Jeff Morris is a Closing & Title agent for Member’s Title. In today’s episode, Jeff shares information about the basics of closings and titles, as well as how they address different issues that arise from wholesale properties.
[2:24] Before he got started in real estate, he received a degree in Biology from Samford. After he graduated, he took a job with Robinson Adams working to recover assets when they had losses that exceeded a certain amount. It was fun when he was young, but he realized it wasn’t necessarily a career that would allow him to have a family as well. He had various educational and professional experience beyond that, before he interviewed with the Title Company and got a position.
[6:17] He sat in on closings for about a week and then opened his own office. This whole process was a learning experience, as he figured out what worked for him in certain situations. He was able to keep the business going through the dip in the market, and in 2013 he merged Member’s Title and Shannon Crawl to become Member’s Title as it is today.
[9:10] When you get a house under contract, what happens next? Once the house is under contract, you email your title company the contract, and they will verify address. Next it goes to an abstracter, and they trace the property backwards to make sure everything is correct with title. Next the underwriters receive the title abstract, and they prepare an insurance commitment (promise to insure).
[11:45] What exactly does the title insure? The insurance is a one-time per owner premium that is paid at closing. By having this insurance, you know that the property that you have purchased belongs to you.
[13:50] Steps a wholesaler can take to ensure the owner of a property: 1. Look at the tax records to double check the owner. 2. Use the clerks at the probate court to find the last deed of record.
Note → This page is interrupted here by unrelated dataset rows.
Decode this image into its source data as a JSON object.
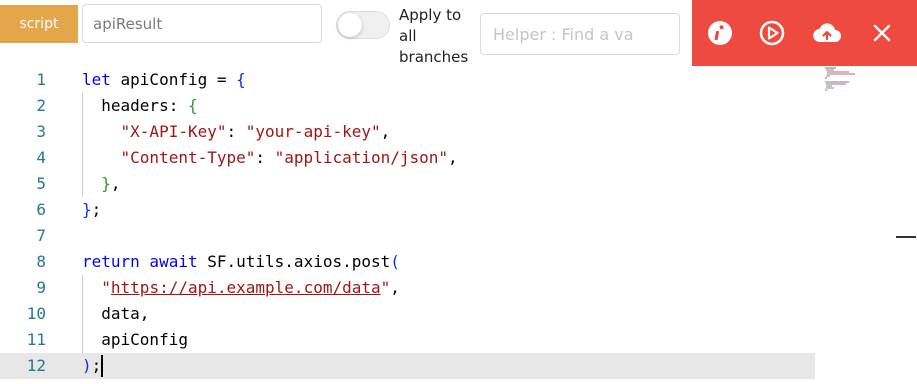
{
  "toolbar": {
    "script_label": "script",
    "result_name": "apiResult",
    "toggle_label": "Apply to all branches",
    "helper_placeholder": "Helper : Find a va",
    "colors": {
      "script_tag": "#e3a64a",
      "action_bar": "#ef4a3f"
    },
    "actions": [
      {
        "name": "info-icon"
      },
      {
        "name": "play-icon"
      },
      {
        "name": "upload-cloud-icon"
      },
      {
        "name": "close-icon"
      }
    ]
  },
  "editor": {
    "active_line": 12,
    "lines": [
      {
        "n": "1",
        "tokens": [
          {
            "t": "let ",
            "c": "kw"
          },
          {
            "t": "apiConfig = "
          },
          {
            "t": "{",
            "c": "b1"
          }
        ]
      },
      {
        "n": "2",
        "tokens": [
          {
            "t": "  headers: "
          },
          {
            "t": "{",
            "c": "b2"
          }
        ]
      },
      {
        "n": "3",
        "tokens": [
          {
            "t": "    "
          },
          {
            "t": "\"X-API-Key\"",
            "c": "str"
          },
          {
            "t": ": "
          },
          {
            "t": "\"your-api-key\"",
            "c": "str"
          },
          {
            "t": ","
          }
        ]
      },
      {
        "n": "4",
        "tokens": [
          {
            "t": "    "
          },
          {
            "t": "\"Content-Type\"",
            "c": "str"
          },
          {
            "t": ": "
          },
          {
            "t": "\"application/json\"",
            "c": "str"
          },
          {
            "t": ","
          }
        ]
      },
      {
        "n": "5",
        "tokens": [
          {
            "t": "  "
          },
          {
            "t": "}",
            "c": "b2"
          },
          {
            "t": ","
          }
        ]
      },
      {
        "n": "6",
        "tokens": [
          {
            "t": "}",
            "c": "b1"
          },
          {
            "t": ";"
          }
        ]
      },
      {
        "n": "7",
        "tokens": []
      },
      {
        "n": "8",
        "tokens": [
          {
            "t": "return await ",
            "c": "kw"
          },
          {
            "t": "SF.utils.axios.post"
          },
          {
            "t": "(",
            "c": "b1"
          }
        ]
      },
      {
        "n": "9",
        "tokens": [
          {
            "t": "  "
          },
          {
            "t": "\"",
            "c": "str"
          },
          {
            "t": "https://api.example.com/data",
            "c": "str url"
          },
          {
            "t": "\"",
            "c": "str"
          },
          {
            "t": ","
          }
        ]
      },
      {
        "n": "10",
        "tokens": [
          {
            "t": "  data,"
          }
        ]
      },
      {
        "n": "11",
        "tokens": [
          {
            "t": "  apiConfig"
          }
        ]
      },
      {
        "n": "12",
        "tokens": [
          {
            "t": ")",
            "c": "b1"
          },
          {
            "t": ";"
          }
        ]
      }
    ]
  }
}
If someone is tax delinquent or something has been sold in tax sale, the person listed may be the person who purchased the tax certificate. You may have to look further back to find the true owner. To find the deed of record, there are programs online, but you can also go to the Courthouse to obtain records.
[18:32] When it comes to wholesaling, the properties with the most title issues are usually the off-market properties. The most common issues he sees involve a death in the family, and the two types of deeds that define what happens with the property. Jeff defines the terms of these deeds and what happens in each case. There could also be situations involving divorce, and people who pay taxes on the property for a few years, even though they aren’t the owner.
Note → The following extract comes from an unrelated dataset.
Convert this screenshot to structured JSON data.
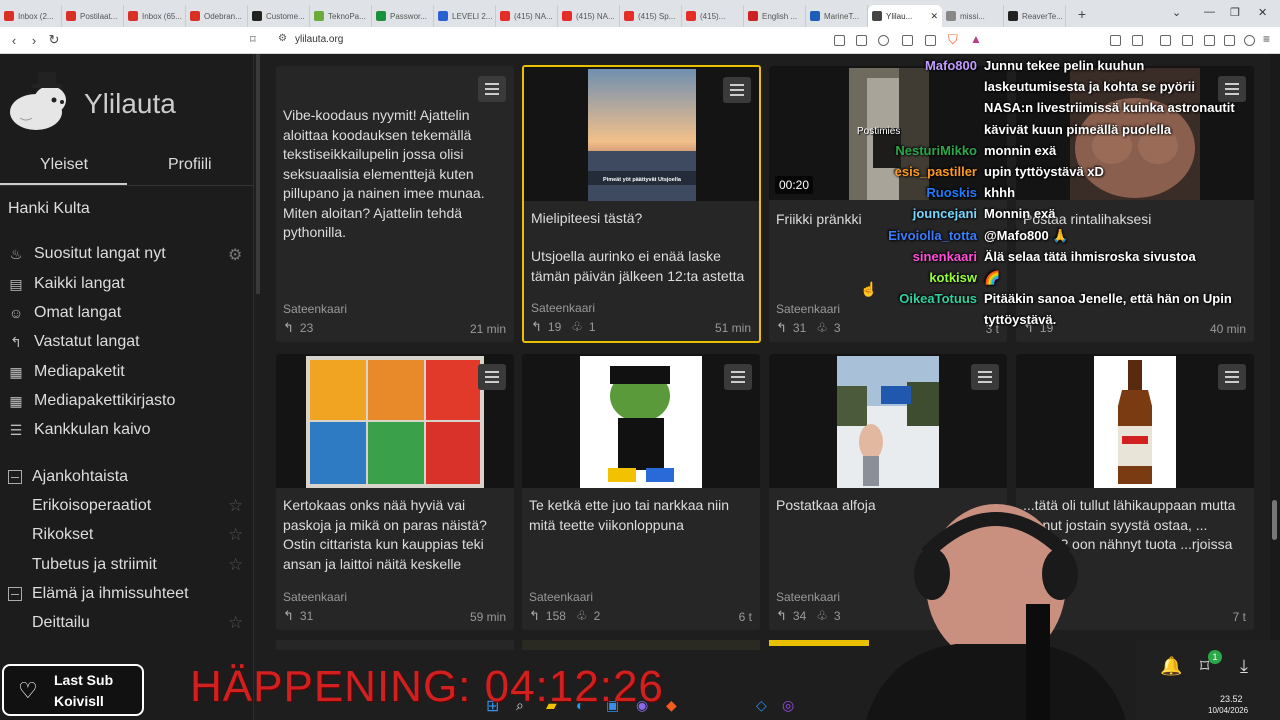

[23:28] How can someone who is wholesaling avoid bringing some of these issues to the closing agent? Any preliminary research might reveal something, and you may able to ask for a copy of the deed where the seller got the property. In some situations, there may be no way to know until the title agent receives the documents. Sometimes as the wholesaler, you may end up having to do the leg work to get transactions closed.
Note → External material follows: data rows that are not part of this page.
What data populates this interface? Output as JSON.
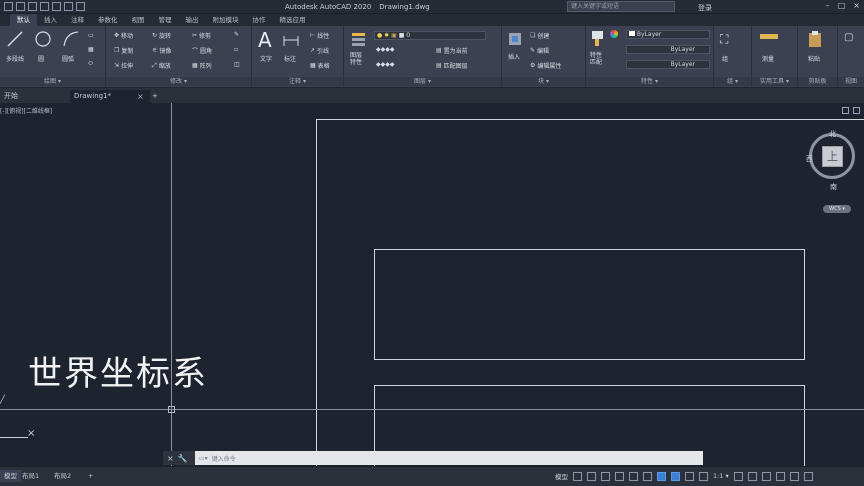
{
  "app": {
    "title": "Autodesk AutoCAD 2020",
    "document": "Drawing1.dwg",
    "search_placeholder": "键入关键字或短语",
    "login": "登录"
  },
  "menu_tabs": [
    "默认",
    "插入",
    "注释",
    "参数化",
    "视图",
    "管理",
    "输出",
    "附加模块",
    "协作",
    "精选应用"
  ],
  "ribbon": {
    "draw": {
      "title": "绘图 ▾",
      "line": "直线",
      "polyline": "多段线",
      "circle": "圆",
      "arc": "圆弧"
    },
    "modify": {
      "title": "修改 ▾",
      "move": "移动",
      "rotate": "旋转",
      "trim": "修剪",
      "copy": "复制",
      "mirror": "镜像",
      "fillet": "圆角",
      "stretch": "拉伸",
      "scale": "缩放",
      "array": "阵列"
    },
    "annotation": {
      "title": "注释 ▾",
      "text": "文字",
      "dimension": "标注",
      "linear": "线性",
      "leader": "引线",
      "table": "表格"
    },
    "layers": {
      "title": "图层 ▾",
      "layer_properties": "图层\n特性",
      "current_layer": "0",
      "make_current": "置为当前",
      "match_layer": "匹配图层"
    },
    "block": {
      "title": "块 ▾",
      "insert": "插入",
      "create": "创建",
      "edit": "编辑",
      "edit_attributes": "编辑属性"
    },
    "properties": {
      "title": "特性 ▾",
      "match_properties": "特性\n匹配",
      "color": "ByLayer",
      "linetype": "ByLayer",
      "lineweight": "ByLayer"
    },
    "groups": {
      "title": "组 ▾",
      "group": "组"
    },
    "utilities": {
      "title": "实用工具 ▾",
      "measure": "测量"
    },
    "clipboard": {
      "title": "剪贴板",
      "paste": "粘贴"
    },
    "view": {
      "title": "视图"
    }
  },
  "doc_tabs": {
    "start": "开始",
    "drawing": "Drawing1*",
    "add": "+"
  },
  "viewport_label": "[-][俯视][二维线框]",
  "caption": "世界坐标系",
  "viewcube": {
    "top_face": "上",
    "north": "北",
    "south": "南",
    "west": "西",
    "wcs": "WCS ▾"
  },
  "command_line": {
    "placeholder": "键入命令"
  },
  "layout_tabs": [
    "模型",
    "布局1",
    "布局2",
    "+"
  ],
  "status": {
    "model": "模型",
    "scale": "1:1 ▾"
  },
  "colors": {
    "canvas": "#1e2330",
    "ribbon": "#3b4150",
    "accent": "#3d7fd1"
  }
}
[28:26] What are some of the common mistakes a wholesaler could make that listeners can avoid? Some wholesalers don’t leave themselves enough room in a deal. Not managing both sides of the transaction can also be an issue. Scheduling a closing with a reasonable time, and setting people’s expectations, is probably the best thing you can do to look professional to everybody involved. This will help hold you accountable as well.
[32:34] Between 50-60% of Jeff’s business comes from real estate agents, as well as about 15% from his investment business. They get business delivered from loan officers at banks, and some business from builders and people who sell land.
[34:37] Jeff explains a situation where it would be beneficial to get insurance as the middleman in a wholesale deal. It can be easier for a wholesaler to get stuck in the middle, and getting title insurance can help make these situations easier.
Mentioned in This Episode:
Next ALAREIA Meeting: July 13th
To contact Jeff: (205) 776-8800
Cell: (205) 718-2289